So often, music is perceived as something extra that you can expose your children to once they have mastered life’s basic skills. In reality, music creates space in our lives, and allows greater opportunities for us to foster the physical, emotional, mental and spiritual development of our children.
Music is not a separate entity to be learnt in a formal capacity, nor is it a specific vocational calling for a select few. Music is more than that. It is core to many areas of life, and has the remarkable ability to lift our moods, to motivate, encourage, soothe and heal.
When complimented with opportunities to engage in sensory play, music can assist in the development of bodily and spatial awareness, logical thinking, linguistic expression and emotional intelligence. It can also nurture self confidence, creativity, personal and social freedom, and a strong sense of identity. Music facilitates bonding between children and their significant others, laying the foundations of mutual respect and harmonious relationships.
These are the kinds of early experiences that lend themselves to lifelong learning, personal success, the understanding and appreciation of values, and a deep sense of inner happiness.
So instead of waiting until your child reaches a certain age, or appears to be responsive enough to engage in music, start now by using some of these simple ideas to help get you started:
- Make music a part of your bedtime ritual. Play a CD in your child’s room to help her relax and fall asleep. This can also help you to unwind.
- Expose your child to a wide variety of musical styles. Don’t feel that it needs to be classical music or lullabies exclusively – try some jazz, country, blues.
- Turn on the music and dance with your child! Do a waltz, line dancing, rock and roll or whatever you like. Improvise! Your baby will love the physical sensations of swaying, rocking and bouncing to music! Not to mention having fun with you!
- Sing to your baby, even if you think you can’t!
- Expose your baby to a live performance so she can see and hear how music is created. Although most indoor concerts aren’t conducive to infants and toddlers, there are outdoor music festivals for children of all ages.
- Invest in some simple musical instruments such as rhythm sticks, shakers, bells and drums of all shapes and sizes. Let your baby explore the different sounds that each instrument makes. Build your own music box and create some homemade instruments. Use a saucepan lid, tin cans, a wooden spoon, a sealed container filled with colourful pasta shells, a didgeridoo made out of a cardboard roll, decorated using crayons. Describe the instruments and the sounds they make.
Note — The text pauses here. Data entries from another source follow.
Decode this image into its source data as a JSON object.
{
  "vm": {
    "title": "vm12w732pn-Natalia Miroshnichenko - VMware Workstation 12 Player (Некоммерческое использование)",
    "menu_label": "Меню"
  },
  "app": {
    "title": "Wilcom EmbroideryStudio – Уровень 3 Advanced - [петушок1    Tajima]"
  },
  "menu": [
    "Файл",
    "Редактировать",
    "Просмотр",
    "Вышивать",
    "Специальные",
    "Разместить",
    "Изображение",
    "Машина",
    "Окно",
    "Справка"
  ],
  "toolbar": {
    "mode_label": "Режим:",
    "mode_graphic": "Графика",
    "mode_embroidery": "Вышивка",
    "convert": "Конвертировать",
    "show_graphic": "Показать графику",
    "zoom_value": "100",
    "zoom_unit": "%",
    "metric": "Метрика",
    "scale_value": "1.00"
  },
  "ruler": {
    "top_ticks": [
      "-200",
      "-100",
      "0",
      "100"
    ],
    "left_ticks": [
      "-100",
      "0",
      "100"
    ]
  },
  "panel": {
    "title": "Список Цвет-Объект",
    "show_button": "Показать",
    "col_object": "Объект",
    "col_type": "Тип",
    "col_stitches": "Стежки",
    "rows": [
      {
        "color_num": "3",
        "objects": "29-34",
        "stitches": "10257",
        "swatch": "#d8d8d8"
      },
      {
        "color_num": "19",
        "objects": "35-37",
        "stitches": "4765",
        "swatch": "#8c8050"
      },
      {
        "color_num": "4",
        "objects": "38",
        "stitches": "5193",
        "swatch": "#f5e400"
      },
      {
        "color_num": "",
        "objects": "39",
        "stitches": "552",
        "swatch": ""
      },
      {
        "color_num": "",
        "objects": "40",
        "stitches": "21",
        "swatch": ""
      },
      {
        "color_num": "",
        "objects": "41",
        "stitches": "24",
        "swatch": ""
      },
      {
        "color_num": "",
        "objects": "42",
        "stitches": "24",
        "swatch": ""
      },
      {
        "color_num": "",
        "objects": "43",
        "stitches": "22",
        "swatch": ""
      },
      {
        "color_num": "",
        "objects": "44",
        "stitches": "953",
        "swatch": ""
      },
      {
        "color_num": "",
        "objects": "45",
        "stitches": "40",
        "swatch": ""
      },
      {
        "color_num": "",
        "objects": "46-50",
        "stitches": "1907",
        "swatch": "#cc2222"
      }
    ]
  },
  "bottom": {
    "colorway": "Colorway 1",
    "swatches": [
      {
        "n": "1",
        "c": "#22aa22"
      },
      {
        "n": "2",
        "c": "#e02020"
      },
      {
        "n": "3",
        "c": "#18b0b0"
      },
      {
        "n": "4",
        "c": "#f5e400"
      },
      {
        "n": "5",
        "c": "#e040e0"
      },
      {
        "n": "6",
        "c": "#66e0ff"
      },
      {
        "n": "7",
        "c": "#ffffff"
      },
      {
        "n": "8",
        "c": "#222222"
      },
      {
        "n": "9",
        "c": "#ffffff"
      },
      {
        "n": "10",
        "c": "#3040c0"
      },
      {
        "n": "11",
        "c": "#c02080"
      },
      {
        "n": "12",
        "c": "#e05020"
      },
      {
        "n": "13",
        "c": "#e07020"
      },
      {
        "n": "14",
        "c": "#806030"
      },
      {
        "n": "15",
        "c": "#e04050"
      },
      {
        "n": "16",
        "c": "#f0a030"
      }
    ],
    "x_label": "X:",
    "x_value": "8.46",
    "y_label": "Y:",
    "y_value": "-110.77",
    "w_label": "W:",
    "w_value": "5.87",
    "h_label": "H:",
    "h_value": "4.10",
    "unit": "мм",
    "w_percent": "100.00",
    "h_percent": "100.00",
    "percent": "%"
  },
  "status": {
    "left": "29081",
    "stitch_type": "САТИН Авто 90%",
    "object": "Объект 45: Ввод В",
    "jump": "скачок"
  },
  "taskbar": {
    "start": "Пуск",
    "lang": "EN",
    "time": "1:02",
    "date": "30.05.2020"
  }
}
- Take an early childhood music class with your baby or toddler. Join in and have fun. Let your youthful joy shine through to your child!
- Find musical resources that foster emotional and spiritual development. Choose music with positive and uplifting messages that build self esteem and resilience.
- Introduce songs and rhythmic chants that have actions your baby can watch or do with you, such as “Twinkle, Twinkle Little Star”. Repetition is a vital method of learning for young babies. Watching them make connections is a wonderful experience – their little fingers may open and shut when you least expect it, and it will warm your heart with delight.
We all want to give our children the very best of everything life has to offer, and encourage them every step of the way. One of the most important ways to do this is by complimenting our day to day routines and rituals with a variety of musical experiences. In the process, you will strengthen connections with your child, while nurturing a deeper appreciation for the complex interconnectedness and beauty of the world around them.
So toss aside your preconceptions of your own musical ability or whether your baby is old enough, and remember that even though you may not sing like Elvis Presley, in the ears of your child you sound like a star.
Happy singing, dancing, playing and music making.